#2: Reservoir Dogs
The breakout of Tarantino’s film career, Reservoir Dogs is an incredible look at a director successfully balancing between a group of characters. Even more impressively, Tarantino sets the majority of the film in one location, forcing the viewer to focus more on the characters involved and listen to their dialogue. This debut feature film not only introducted moviegoers to Tarantino’s directing style, but also his extremely unique scripts. If not just for his distinct voice, Reservoir Dogs certifiably gave Quentin Tarantino thousands of ears to speak to as a filmmaker. Now, it’s just a matter of saying something bigger and louder, which leads us to……
#1: Pulp Fiction

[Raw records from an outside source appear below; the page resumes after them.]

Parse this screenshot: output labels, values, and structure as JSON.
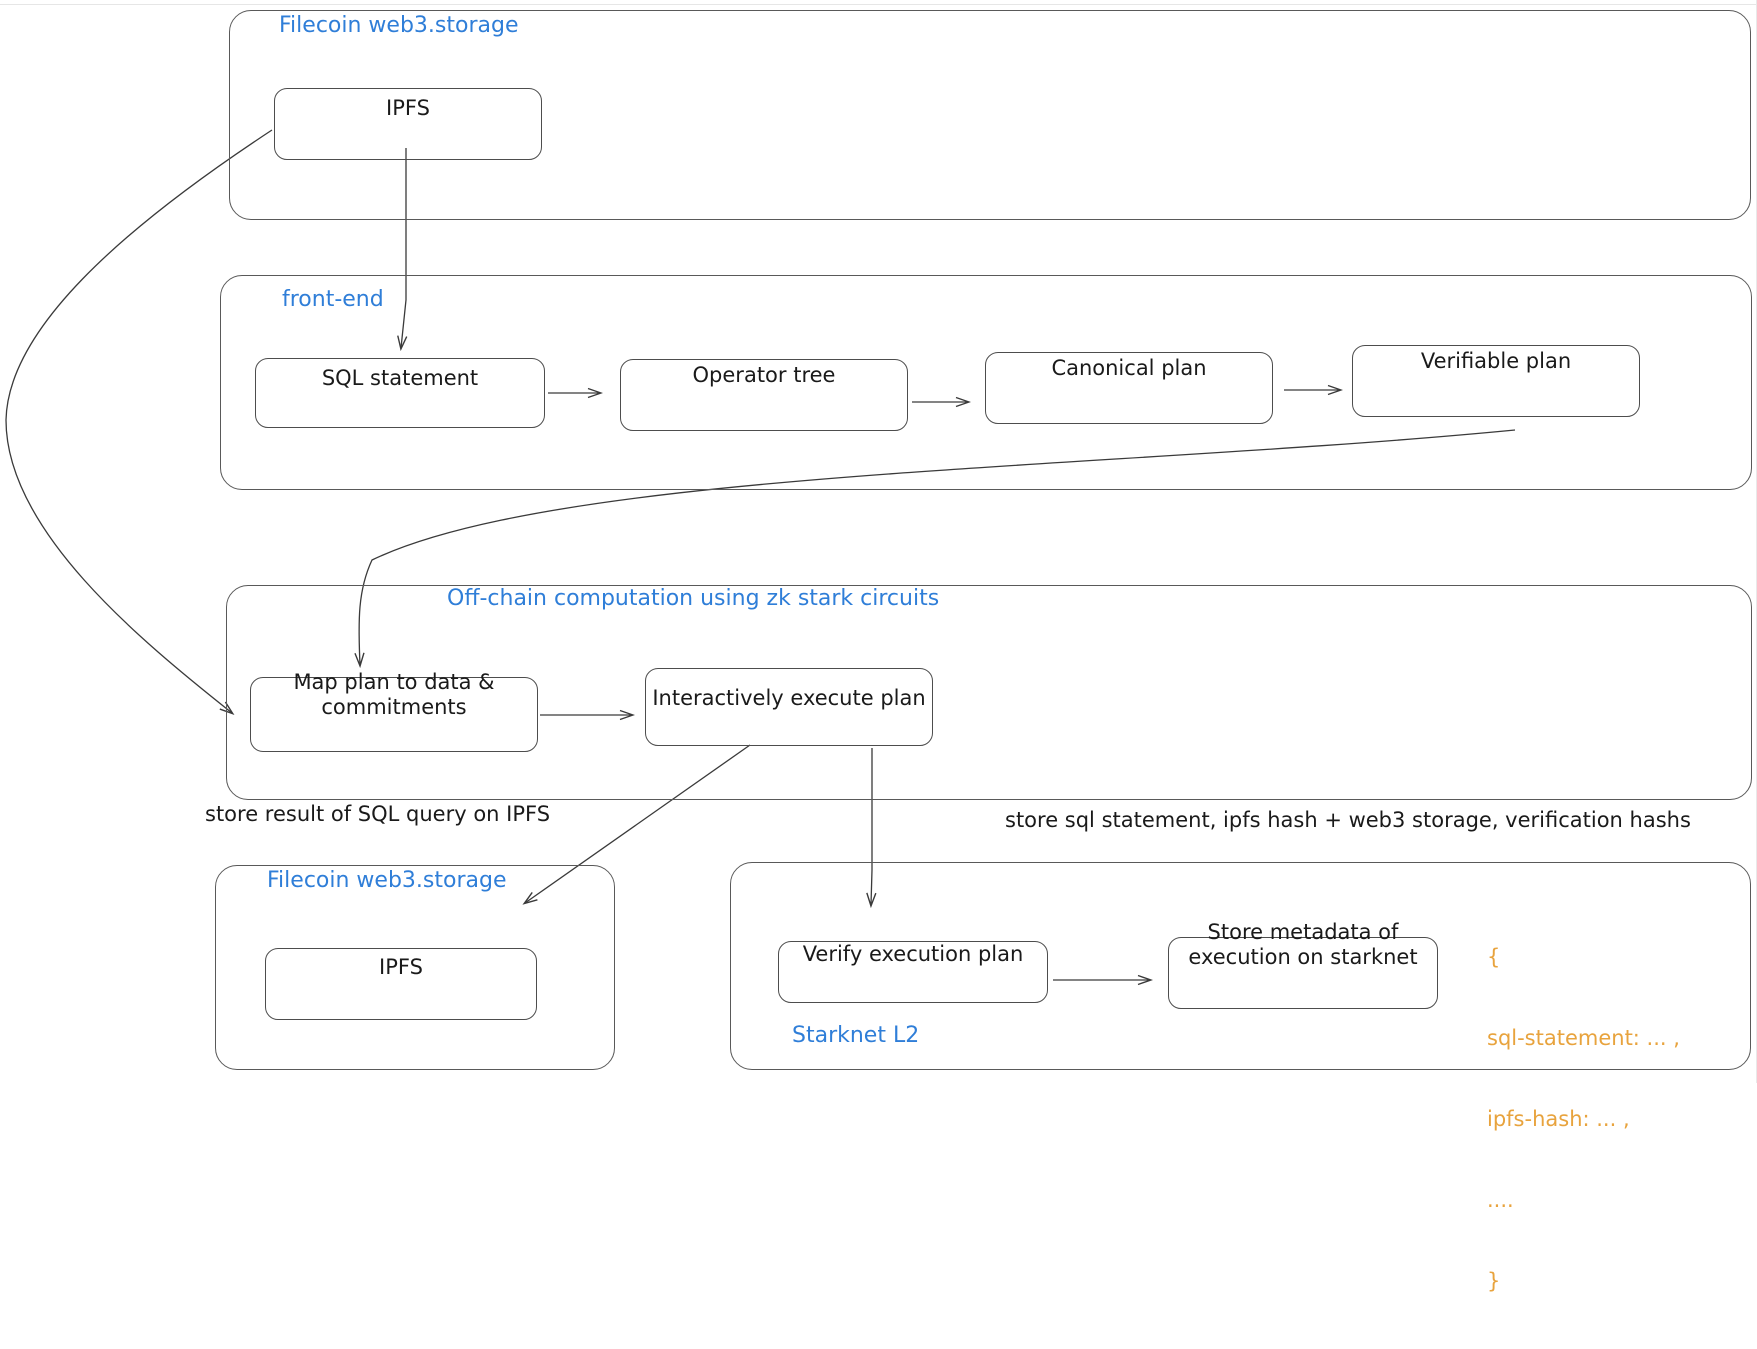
{
  "diagram": {
    "title_hidden": "",
    "groups": [
      {
        "id": "filecoin_top",
        "label": "Filecoin web3.storage"
      },
      {
        "id": "frontend",
        "label": "front-end"
      },
      {
        "id": "offchain",
        "label": "Off-chain computation using zk stark circuits"
      },
      {
        "id": "filecoin_bot",
        "label": "Filecoin web3.storage"
      },
      {
        "id": "starknet",
        "label": "Starknet L2"
      }
    ],
    "nodes": [
      {
        "id": "ipfs_top",
        "label": "IPFS"
      },
      {
        "id": "sql_statement",
        "label": "SQL statement"
      },
      {
        "id": "operator_tree",
        "label": "Operator tree"
      },
      {
        "id": "canonical_plan",
        "label": "Canonical plan"
      },
      {
        "id": "verifiable_plan",
        "label": "Verifiable plan"
      },
      {
        "id": "map_plan",
        "label": "Map plan to data &\ncommitments"
      },
      {
        "id": "exec_plan",
        "label": "Interactively execute plan"
      },
      {
        "id": "ipfs_bottom",
        "label": "IPFS"
      },
      {
        "id": "verify_plan",
        "label": "Verify execution plan"
      },
      {
        "id": "store_meta",
        "label": "Store metadata of\nexecution on starknet"
      }
    ],
    "captions": [
      {
        "id": "caption_ipfs_result",
        "text": "store result of SQL query on IPFS"
      },
      {
        "id": "caption_starknet",
        "text": "store sql statement, ipfs hash + web3 storage, verification hashs"
      }
    ],
    "json_snippet": {
      "line1": "{",
      "line2": "sql-statement: ... ,",
      "line3": "ipfs-hash: ... ,",
      "line4": "....",
      "line5": "}"
    },
    "colors": {
      "group_title": "#2f7ed8",
      "json_text": "#e8a33d",
      "stroke": "#4d4d4d",
      "text": "#1a1a1a",
      "background": "#ffffff"
    }
  }
}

Admittedly, Pulp Fiction is not my personal favorite Tarantino film. But just imagine sitting in a theater in 1994 and watching Pulp Fiction for the first time. “Oh, you loved the straight-forward story and balance of dialogue between a large group of people in the previous film of my career? Here’s a movie told out of order and not involving more than 4 speaking roles in one room at a time.” Pulp Fiction is not the movie you make as a sophomore debut- it’s the movie you seek to end your career on. Regardless, Tarantino made the movie he wanted and just flung it at the studio. It’s a reckless, bold move and rightfully turned Quentin Tarantino into a household name he is today.
How would you rank the films of Quentin Tarantino? Let us know in the comments and go see Once Upon a Time in Hollywood in theaters now. Check Mxdwn’s review for the film here.